Pressure grows for answers in Hong Kong bookseller saga as protesters stage march

Democratic Party members holding up placards on their way to protest at the Chinese Liaison Office in Hong Kong on June 17.
Democratic Party members holding up placards on their way to protest at the Chinese Liaison Office in Hong Kong on June 17.PHOTO: AFP

HONG KONG (AFP) - Pressure is growing on Hong Kong's authorities to give clear answers over the case of five city booksellers who disappeared and resurfaced in China, with protesters staging a march on Saturday (June 18).

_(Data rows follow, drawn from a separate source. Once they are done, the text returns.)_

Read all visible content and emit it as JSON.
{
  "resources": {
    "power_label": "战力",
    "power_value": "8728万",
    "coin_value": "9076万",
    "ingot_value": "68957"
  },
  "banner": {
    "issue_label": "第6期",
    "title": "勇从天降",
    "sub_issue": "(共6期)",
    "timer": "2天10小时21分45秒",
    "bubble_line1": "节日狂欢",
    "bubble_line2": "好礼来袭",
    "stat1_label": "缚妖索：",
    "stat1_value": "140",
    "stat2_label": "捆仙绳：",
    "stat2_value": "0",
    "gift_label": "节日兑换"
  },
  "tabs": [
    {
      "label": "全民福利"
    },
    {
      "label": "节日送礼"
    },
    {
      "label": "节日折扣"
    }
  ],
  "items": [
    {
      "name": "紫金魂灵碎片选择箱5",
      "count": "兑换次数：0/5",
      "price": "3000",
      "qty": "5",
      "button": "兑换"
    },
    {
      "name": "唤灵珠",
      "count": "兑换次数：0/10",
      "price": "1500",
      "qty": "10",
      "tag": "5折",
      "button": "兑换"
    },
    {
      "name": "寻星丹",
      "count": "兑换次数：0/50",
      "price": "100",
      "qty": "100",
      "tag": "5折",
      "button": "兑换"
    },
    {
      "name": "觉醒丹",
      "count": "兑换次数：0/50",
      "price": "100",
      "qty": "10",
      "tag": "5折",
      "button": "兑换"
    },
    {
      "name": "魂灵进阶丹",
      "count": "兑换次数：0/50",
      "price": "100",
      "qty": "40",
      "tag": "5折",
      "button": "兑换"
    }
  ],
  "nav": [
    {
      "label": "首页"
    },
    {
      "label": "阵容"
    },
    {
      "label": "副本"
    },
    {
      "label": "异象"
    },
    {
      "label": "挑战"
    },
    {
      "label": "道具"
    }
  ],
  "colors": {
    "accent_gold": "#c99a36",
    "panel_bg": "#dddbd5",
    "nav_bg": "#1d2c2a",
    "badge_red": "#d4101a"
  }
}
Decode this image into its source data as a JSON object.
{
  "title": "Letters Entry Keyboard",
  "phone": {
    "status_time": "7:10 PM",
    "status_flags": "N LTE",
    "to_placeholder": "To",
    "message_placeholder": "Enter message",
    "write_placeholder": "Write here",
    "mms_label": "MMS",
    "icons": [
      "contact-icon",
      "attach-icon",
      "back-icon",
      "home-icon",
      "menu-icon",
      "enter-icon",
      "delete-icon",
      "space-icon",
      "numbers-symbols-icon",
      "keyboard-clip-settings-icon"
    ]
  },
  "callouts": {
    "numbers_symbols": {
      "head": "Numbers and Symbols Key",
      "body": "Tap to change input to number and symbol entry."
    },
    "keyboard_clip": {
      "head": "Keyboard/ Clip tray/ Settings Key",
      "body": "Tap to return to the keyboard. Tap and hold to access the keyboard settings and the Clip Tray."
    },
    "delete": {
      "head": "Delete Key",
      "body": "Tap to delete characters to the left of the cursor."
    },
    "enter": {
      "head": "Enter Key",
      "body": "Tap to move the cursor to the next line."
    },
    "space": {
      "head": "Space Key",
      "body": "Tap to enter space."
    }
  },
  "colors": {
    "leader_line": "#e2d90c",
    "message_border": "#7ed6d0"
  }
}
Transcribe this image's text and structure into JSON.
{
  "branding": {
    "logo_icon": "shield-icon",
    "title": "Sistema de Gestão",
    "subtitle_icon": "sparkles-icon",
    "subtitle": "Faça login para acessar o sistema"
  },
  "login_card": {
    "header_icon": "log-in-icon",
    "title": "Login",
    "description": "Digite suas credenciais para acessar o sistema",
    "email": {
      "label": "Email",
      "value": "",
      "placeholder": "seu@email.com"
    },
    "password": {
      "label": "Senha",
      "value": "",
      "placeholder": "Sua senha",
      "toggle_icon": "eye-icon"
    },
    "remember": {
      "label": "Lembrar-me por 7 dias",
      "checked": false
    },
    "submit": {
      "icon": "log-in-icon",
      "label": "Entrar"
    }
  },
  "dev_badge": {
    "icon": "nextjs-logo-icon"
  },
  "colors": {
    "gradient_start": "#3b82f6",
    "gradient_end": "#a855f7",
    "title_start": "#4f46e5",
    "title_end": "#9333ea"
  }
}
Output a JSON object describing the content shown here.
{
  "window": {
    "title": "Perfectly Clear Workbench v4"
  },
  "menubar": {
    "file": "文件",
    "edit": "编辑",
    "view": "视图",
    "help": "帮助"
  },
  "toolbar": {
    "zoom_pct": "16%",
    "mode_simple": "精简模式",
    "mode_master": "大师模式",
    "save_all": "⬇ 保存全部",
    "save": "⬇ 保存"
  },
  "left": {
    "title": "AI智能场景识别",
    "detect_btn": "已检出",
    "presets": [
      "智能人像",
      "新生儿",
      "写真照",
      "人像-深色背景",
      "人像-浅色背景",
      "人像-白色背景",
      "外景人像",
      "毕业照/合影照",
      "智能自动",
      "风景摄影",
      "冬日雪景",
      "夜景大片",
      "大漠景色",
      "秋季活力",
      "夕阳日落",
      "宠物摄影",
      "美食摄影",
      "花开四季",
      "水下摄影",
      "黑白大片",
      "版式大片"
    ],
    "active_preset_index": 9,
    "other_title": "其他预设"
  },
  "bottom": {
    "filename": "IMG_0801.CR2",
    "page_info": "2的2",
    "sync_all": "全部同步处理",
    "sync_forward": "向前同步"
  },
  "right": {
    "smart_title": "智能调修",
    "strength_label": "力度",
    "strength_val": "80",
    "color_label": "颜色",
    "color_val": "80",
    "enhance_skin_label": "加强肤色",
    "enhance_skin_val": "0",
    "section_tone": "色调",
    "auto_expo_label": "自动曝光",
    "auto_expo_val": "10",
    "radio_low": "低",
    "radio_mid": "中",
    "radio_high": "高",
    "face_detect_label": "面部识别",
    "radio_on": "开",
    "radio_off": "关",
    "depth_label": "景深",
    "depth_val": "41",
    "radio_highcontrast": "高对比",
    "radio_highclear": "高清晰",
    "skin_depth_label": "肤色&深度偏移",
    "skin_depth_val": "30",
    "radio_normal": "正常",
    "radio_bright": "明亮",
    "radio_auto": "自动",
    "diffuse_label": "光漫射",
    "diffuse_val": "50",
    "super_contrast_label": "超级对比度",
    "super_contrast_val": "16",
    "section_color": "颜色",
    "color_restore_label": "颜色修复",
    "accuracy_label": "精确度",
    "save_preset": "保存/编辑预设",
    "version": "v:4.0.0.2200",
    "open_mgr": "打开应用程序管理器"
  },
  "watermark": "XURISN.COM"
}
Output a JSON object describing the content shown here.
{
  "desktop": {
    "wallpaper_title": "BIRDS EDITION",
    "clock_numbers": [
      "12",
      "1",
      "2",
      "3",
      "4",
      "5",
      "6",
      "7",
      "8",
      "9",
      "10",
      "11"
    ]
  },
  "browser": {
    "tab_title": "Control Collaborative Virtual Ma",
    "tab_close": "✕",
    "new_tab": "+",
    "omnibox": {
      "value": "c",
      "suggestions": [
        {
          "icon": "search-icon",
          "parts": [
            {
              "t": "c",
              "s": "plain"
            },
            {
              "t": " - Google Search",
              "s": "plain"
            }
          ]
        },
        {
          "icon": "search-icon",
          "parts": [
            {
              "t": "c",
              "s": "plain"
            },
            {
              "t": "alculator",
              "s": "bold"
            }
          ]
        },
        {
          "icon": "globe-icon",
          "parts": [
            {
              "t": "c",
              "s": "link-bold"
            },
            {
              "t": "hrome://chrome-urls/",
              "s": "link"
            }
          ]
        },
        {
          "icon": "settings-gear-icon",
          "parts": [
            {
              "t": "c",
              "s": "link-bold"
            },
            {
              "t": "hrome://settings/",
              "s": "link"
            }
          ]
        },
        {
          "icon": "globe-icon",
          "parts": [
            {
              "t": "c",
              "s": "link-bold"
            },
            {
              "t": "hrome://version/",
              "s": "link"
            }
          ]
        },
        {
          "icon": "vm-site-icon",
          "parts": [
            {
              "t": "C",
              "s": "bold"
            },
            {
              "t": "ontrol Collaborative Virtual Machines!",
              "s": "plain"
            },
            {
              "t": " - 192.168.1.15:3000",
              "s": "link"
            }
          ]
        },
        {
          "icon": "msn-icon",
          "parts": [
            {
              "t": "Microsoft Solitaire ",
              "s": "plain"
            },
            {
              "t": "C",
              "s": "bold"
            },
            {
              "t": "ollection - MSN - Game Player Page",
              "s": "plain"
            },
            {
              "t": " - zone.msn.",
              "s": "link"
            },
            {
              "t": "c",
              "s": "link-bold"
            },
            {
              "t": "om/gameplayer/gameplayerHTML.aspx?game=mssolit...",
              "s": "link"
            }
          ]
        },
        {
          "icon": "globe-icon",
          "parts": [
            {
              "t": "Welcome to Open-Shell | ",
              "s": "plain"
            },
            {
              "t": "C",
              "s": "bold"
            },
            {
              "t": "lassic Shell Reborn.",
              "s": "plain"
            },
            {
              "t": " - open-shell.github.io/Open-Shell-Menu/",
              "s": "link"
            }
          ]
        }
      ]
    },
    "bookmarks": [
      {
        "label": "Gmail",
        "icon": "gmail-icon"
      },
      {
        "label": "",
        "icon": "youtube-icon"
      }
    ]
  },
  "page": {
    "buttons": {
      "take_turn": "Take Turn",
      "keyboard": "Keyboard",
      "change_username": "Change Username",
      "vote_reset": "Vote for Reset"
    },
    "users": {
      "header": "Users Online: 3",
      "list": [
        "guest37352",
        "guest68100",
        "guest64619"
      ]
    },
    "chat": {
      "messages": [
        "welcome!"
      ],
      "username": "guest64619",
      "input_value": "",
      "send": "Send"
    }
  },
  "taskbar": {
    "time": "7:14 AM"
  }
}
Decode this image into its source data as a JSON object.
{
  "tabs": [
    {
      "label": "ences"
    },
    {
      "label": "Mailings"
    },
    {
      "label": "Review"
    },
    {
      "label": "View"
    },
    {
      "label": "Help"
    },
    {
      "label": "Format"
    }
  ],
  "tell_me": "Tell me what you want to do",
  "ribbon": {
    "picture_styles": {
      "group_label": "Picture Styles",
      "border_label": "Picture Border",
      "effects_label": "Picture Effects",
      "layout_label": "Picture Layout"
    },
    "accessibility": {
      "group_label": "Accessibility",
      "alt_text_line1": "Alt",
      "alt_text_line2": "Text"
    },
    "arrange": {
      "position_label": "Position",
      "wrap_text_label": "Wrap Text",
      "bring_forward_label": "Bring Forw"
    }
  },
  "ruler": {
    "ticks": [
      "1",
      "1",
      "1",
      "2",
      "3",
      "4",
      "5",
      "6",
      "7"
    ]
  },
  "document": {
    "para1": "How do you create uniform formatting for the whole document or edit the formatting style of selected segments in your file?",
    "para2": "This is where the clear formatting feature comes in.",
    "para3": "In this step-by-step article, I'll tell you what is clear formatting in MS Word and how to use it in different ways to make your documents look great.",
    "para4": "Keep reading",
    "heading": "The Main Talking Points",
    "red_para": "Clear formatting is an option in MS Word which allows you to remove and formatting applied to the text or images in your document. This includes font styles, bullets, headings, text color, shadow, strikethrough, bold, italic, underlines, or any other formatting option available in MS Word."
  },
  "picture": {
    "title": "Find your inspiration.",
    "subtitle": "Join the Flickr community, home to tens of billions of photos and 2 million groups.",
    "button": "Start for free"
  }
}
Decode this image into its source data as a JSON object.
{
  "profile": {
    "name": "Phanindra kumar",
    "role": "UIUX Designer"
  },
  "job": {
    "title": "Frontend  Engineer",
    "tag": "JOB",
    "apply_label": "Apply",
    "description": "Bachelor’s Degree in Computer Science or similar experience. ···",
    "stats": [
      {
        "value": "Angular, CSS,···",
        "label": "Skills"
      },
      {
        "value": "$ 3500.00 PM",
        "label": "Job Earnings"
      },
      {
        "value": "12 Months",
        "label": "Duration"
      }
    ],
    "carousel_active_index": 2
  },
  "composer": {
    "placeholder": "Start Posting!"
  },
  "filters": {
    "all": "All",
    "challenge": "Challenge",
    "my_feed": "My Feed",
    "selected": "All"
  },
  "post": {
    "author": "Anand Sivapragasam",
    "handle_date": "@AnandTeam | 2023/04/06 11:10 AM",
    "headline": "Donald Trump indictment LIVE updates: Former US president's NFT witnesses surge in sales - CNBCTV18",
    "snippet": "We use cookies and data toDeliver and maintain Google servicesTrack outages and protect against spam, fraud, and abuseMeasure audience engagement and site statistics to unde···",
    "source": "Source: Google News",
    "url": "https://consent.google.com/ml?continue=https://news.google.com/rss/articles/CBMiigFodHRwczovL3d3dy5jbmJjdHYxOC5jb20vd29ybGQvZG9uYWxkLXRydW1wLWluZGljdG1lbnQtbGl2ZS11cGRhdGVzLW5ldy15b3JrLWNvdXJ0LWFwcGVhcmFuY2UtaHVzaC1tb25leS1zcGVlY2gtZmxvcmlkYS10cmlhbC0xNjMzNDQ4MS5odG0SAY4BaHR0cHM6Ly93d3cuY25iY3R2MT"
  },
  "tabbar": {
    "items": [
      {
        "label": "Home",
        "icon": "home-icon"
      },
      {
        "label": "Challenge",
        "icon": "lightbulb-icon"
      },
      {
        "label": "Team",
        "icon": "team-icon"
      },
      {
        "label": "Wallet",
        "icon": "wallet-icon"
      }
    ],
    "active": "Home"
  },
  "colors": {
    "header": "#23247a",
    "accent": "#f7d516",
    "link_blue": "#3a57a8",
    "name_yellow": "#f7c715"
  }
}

The case is back under the spotlight after explosive revelations by one of the booksellers, Mr Lam Wing Kee, who told how he was detained for eight months in China after crossing the border to visit his girlfriend.

The five men all worked for a publisher known for salacious titles about leading Beijing politicians.

Mr Lam's story has confirmed what many in the semi-autonomous city feared after the booksellers went missing last year and has heightened concerns that Beijing is tightening its grip.

Mr Lam attended a march through the city centre on Saturday afternoon, organised by pro-democracy lawmakers, to demand explanations.

Beijing has refused to be drawn on Lam's accusations, saying only that it is entitled to pursue the case as he broke mainland Chinese laws.

The Hong Kong authorities have expressed "concern", saying they are attempting to speak to Mr Lam.

Pro-democracy legislators have accused the Hong Kong government of being Beijing's puppet and have urged the authorities to address residents' concerns.

"We thought the government would protect Hong Kong people - they can't," said pro-democracy lawmaker Frederick Fung, who also participated in the march.

"I request that the government clearly explain what they have done to help Lam or the other Causeway Bay bookstore workers in these past eight months. If they don't, then they're not our government."

Members of the Democratic Party have written an open letter to Chinese President Xi Jinping saying the mainland authorities have "seriously violated" Hong Kong's semi-autonomous system.

In an editorial on Saturday, the South China Morning Post, which has been criticised for being too Beijing-friendly, also demanded both sides "come clean".

"The public cannot put the case behind it unless there are more clarifications and assurances from Beijing and the Hong Kong government," it said.

Mr Lam, 61, who is breaking his bail and refusing to return to the mainland, told how he was kept in a room and interrogated for months with no access to a lawyer or his family.

He also described how he recited a scripted confession on Chinese state television, admitting to trading banned books, out of fear.

Mr Lam said he was allowed to return to Hong Kong on Tuesday on condition that he go back over the border on Thursday, bringing with him a hard disk of bookstore customers. He says he does not want to hand over the records and decided to speak out instead.

Mr Lam is one of four booksellers under official investigation on the mainland for trading banned books in China.

The fifth, Mr Lee Bo, the only bookseller to disappear on Hong Kong soil, has said he is simply helping with inquiries and is currently back in the city.

He has refuted Mr Lam's claims that Mr Lee told him he had been taken to the mainland against his will.